Why I don’t worry about people thinking my books aren’t professional enough.

Honestly, people who obsess over the quality of indie books tend to be perfectionistic, haughty, and not a lot of fun. My target audience is people who are looking for something unique, surreal, and gritty. That’s it. If they get thrown off over a perceived formatting error or because they think the story doesn’t follow an industry approved outline then that’s okay. My book isn’t for them in that case. I don’t really want stuffy people reading my work anyway (Those tend to be the ones who leave a nasty review or they’ll lie about certain details in the book because they didn’t read the whole thing). My books are good enough for me and for the people who like them.

On that note I do read them from time to time and if I spot an error or typo, I’ll quickly correct it and re-upload it. I’m not above correcting what I’ve published if I think there can be improvement.

Indie books are usually cheaper than traditionally published books.

Indie authors usually charge less for their books for the sole reason that they’re unknown and want to make sales. If you’re not a well-known author, it makes sense that you will charge less so a reader will give your book a chance. Why would you charge $8 for an e-book when no one knows your name? There’s a very low chance a reader will buy it. It’s not about quality of lack of pride in your work, it’s about practicality. I’ve sold way more books at $2.99 than I have at $5.99. It makes sense when an author prices their books at a level they can sell them at as opposed to not selling anything at a higher price. With a lower price, one can give an indie a break if their book isn’t 100% like a mainstream book they’d buy at Chapters or Barnes and Noble.

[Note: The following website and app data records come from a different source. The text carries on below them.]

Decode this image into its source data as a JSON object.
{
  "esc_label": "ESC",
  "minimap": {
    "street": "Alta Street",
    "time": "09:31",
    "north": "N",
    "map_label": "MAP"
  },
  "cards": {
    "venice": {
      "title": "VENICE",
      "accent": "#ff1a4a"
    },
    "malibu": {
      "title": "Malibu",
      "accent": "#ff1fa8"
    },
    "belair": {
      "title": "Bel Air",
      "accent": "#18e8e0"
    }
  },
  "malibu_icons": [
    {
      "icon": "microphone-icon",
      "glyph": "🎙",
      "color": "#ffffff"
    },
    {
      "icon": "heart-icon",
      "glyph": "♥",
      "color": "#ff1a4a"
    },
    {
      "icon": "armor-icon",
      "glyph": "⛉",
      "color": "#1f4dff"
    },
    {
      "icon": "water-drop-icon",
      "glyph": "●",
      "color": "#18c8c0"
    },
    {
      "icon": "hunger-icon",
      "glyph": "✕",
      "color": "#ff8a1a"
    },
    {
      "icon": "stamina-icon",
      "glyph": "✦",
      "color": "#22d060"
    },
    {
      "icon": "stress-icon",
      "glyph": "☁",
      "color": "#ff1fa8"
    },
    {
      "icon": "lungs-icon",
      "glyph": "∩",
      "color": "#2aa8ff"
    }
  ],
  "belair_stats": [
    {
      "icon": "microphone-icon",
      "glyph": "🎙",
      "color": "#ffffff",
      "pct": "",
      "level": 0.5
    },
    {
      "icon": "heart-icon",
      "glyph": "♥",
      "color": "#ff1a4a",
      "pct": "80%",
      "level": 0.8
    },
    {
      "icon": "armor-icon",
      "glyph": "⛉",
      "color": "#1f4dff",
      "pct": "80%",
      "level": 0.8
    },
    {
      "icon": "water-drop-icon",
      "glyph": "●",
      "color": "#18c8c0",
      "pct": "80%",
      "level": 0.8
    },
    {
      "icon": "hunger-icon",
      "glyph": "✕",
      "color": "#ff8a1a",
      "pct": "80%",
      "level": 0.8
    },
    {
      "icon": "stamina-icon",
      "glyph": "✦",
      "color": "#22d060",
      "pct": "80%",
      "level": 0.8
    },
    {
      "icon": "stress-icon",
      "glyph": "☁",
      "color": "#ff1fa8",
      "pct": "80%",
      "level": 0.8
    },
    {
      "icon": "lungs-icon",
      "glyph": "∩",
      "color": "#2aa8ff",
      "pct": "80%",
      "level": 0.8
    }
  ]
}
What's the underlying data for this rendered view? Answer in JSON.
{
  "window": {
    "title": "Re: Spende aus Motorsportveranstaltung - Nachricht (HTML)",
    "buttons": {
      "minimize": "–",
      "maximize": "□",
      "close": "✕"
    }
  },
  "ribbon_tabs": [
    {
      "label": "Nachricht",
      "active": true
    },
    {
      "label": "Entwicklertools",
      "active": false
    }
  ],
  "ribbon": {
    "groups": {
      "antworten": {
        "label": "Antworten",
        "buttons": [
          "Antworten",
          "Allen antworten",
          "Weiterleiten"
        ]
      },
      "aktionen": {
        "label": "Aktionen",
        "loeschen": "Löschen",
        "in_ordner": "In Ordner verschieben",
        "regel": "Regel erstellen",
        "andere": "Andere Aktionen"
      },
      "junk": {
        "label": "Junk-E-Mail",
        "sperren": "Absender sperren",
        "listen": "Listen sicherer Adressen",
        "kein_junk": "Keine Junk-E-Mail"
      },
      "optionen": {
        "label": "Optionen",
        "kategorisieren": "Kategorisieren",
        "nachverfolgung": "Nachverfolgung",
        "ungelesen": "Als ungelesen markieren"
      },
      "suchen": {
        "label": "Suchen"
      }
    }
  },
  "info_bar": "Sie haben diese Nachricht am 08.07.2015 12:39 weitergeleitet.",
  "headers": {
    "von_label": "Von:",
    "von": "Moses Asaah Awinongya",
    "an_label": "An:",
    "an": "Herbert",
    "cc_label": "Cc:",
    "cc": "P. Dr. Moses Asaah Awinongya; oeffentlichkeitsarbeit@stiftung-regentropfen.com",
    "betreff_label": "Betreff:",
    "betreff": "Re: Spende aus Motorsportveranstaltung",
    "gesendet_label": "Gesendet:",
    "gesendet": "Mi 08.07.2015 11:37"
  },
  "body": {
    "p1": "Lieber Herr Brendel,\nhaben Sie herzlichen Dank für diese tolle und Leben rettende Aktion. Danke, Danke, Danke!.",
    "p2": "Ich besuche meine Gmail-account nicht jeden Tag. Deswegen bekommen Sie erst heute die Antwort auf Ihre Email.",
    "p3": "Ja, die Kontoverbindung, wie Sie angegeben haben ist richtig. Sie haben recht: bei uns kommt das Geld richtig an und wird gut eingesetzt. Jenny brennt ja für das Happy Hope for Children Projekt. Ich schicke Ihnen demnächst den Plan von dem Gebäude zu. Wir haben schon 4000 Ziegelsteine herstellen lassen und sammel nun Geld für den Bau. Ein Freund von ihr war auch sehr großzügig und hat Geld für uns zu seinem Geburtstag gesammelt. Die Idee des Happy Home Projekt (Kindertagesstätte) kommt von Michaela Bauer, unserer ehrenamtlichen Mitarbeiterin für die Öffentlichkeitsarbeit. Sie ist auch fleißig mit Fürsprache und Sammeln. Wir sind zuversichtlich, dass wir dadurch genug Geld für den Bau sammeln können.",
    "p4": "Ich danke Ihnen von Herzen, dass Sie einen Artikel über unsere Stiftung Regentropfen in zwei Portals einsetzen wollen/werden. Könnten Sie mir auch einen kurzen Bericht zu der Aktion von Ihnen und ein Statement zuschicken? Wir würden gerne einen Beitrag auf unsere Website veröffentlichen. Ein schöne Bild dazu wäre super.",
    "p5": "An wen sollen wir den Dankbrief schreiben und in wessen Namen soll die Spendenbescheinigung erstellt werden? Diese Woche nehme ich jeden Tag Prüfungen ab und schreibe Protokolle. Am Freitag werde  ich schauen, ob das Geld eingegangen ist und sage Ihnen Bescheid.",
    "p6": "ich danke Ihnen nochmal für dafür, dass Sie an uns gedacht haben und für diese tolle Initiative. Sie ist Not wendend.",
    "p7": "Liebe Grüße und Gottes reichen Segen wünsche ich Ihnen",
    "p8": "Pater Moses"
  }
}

Some self-published books are indistinguishable from traditionally published books. I think that’s wonderful if that’s the case as the author may even get a book deal down the line if a publisher likes their story. Other self-published books have more of an “indie” feel and that’s also wonderful, because it suits the target audience who wants to read something more “grassroots” and different. I don’t think it’s fair to think all indie books need to meet some industry standard – that level of monitoring and control takes the fun out of everything. Some people get into self-publishing so they can publish the story they wanted to write. In my opinion, that makes indie books a little higher up in standard than a lot of traditionally published books.

Thanks so much for reading today. ❤


  1. Perhaps it’s because I’m considering publishing an indie poetry book, but I’ve always thought of indie books being as true and genuine to their intended message as possible.. There’s no one telling them that they cut x y z out to make more sales, the writer can choose what stays and what goes. And I think that’s why I’d go down the self publishing road first, because I might feel strongly about certain poems in my book that if I were to traditionally publish might not even be in the final book

  2. Excellent post. I read a lot of books on Powerlifting and they are written by people who know how to lift heavy weights and want to share that knowledge with others who are interested in lifting heavy. These are not professional authors by a long shot and so there are some errors in these books. However, for me the important point is the books content and not how closely these books resemble the books from mainstream publishers.

    • That’s such a great example and I love it. You make a good point that it’s more about the author being an actual power lifter who gives you the info you’re looking for. It’s the content that really matters. Thanks for your comment. :).

  3. I love indie books because they are not edited to death. You get a real feeling for the story. Not a sanitized version that has removed so much the story has gaps, in some cases the story makes no sense. Or is one dimensional.

Comments are closed.